To find more of Niall’s writings, and I recommend that you do!, a great place to begin with is the blog ‘Images from the Edge‘ that Niall collaborates on with Clay Bolt, Paul Harcourt Davies & Andrew Parkinson.  Niall is also a regular contributor to the UK magazine Outdoor Photography.  This can be hard to find in the US but is available as an iPad app and well worth having a look.  Lots of good stuff to dig into.

Along the Shore

Along the Shore

I continue to work through the images I captured at John Paul Caponigro’s Maine Islands workshop. I have plenty to work on!

One of the topics for discussion was the use of graduated neutral density filters. With a well captured image the tools available in Lightroom and Photoshop make this type of filter redundant. However, I’m not ready to give up my filters just yet. I will usually take a number of images with and without the filters and see which I like the best. Even with the expensive ‘neutral’ filters from Singh-Ray, under the conditions I usually photograph I get a pronounced color cast. Sometimes I like it, sometimes not so much.
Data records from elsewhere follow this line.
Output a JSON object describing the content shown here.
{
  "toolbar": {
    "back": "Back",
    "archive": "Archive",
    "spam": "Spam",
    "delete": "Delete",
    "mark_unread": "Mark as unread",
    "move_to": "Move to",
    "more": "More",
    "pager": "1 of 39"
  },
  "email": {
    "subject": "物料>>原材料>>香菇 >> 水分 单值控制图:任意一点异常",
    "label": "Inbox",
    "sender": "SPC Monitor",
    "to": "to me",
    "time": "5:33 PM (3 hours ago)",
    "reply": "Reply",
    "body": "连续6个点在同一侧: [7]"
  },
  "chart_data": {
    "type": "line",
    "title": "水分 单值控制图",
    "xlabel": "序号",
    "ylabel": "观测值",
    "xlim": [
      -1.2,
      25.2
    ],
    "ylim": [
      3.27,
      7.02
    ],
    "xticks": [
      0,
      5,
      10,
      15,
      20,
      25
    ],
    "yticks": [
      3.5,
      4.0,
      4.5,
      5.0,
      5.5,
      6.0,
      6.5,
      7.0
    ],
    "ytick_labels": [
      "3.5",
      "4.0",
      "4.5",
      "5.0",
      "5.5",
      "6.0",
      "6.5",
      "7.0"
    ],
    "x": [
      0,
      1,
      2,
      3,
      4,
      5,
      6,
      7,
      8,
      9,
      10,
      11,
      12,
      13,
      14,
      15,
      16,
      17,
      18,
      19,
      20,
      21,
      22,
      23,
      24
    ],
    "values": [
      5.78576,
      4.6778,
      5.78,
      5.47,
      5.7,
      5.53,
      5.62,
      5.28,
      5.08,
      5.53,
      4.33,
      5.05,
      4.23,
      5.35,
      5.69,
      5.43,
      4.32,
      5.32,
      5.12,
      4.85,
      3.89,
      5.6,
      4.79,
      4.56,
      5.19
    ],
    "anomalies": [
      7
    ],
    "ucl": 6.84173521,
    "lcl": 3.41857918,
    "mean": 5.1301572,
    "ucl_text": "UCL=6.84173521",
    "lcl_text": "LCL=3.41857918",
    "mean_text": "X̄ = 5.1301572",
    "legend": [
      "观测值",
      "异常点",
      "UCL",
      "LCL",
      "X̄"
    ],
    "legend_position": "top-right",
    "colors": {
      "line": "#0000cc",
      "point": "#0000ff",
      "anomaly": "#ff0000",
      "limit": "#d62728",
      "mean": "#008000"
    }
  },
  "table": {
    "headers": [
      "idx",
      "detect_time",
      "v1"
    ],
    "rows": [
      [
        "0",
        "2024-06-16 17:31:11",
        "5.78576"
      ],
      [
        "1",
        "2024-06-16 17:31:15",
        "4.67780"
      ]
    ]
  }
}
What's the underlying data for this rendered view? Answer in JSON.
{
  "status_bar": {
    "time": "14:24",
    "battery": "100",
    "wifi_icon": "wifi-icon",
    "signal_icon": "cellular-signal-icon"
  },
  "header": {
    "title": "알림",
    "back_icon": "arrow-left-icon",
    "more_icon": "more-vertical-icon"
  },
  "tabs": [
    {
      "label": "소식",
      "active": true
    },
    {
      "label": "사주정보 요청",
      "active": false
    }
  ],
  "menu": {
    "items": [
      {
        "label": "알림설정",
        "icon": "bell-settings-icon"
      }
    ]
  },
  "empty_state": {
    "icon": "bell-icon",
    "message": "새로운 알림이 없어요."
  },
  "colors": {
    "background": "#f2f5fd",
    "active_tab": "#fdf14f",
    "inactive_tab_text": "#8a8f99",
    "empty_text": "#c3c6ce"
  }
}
The image above was taken without a filter and then processed in photoshop to add a digital neutral density filter.

Still Motion

I’ve been developing a series of images exploring the juxtaposition of motion with stillness.  I’ve shared some of those images here previously.  More can be found on my main website here.  At John Paul Caponigro’s Workshop I spent time trying things that were on the fringes of what I would normally do.

One of the images that I made that I quite like is shown above.  It fits into the general idea of what I have been trying to achieve with my Still Motion series and yet is a departure.  This image was made on Monhegan Island on a misty morning, with very limited visibility.

Maine Islands Workshop

Last weekend I was at John Paul Caponigro’s Maine Islands Workshop.  The workshop appealed to me because it was based in a part of Maine I hadn’t previously explored and it was an opportunity to work with John Paul.  For the uninitiated, John Paul is a fine art landscape photographer whose work often blurs the line between photography and painting.  I was initially more familiar with his work as a master printer since he was referenced by many of the photographers I have paid attention to.  After poking around on his website I realized that JP could be the photography mentor that I have been looking for, someone who could help me become more like me.

I was more than a little bit intimidated in signing up since I felt that John Paul attracted people that were already very good and were pushing to be more creative.  I really needn’t have worried.  John Paul’s relaxed demeanor helped to foster a very supportive environment that made for good weekend.

As an added bonus Kevin Ames was part of our group.  I was familiar with Kevin through his book ‘The Digital Photographer’s Notebook’ so this was real surprise to get a chance to meet him and see him in action.  Kevin has a great sense of humor and was fun to be around.  He’s also a great resource for imaging possibilities in photoshop which came in very handy.  I’m looking forward to bumping into him again.

The subtitle of the workshop was ‘Illuminating Creativity’, so it shouldn’t have been a surprise that at each of the shoots John Paul gave the group an exercise – shoot a photograph that’s a noun, make the postcard image and then make a more creative one.  What this did was to shift my thinking.  I have a specific project that I am working on that I half thought I would come close to finishing at this workshop but what actually happened was that I tried a lot of things that I wouldn’t have otherwise.  I made some images that I like, I have a few ideas that I will pursue further and I have a better sense of why my duds are just that duds.

It was an odd sensation but I came away from the workshop feeling the same way I did when I got into graduate school – an ending but also the first step on a grander adventure.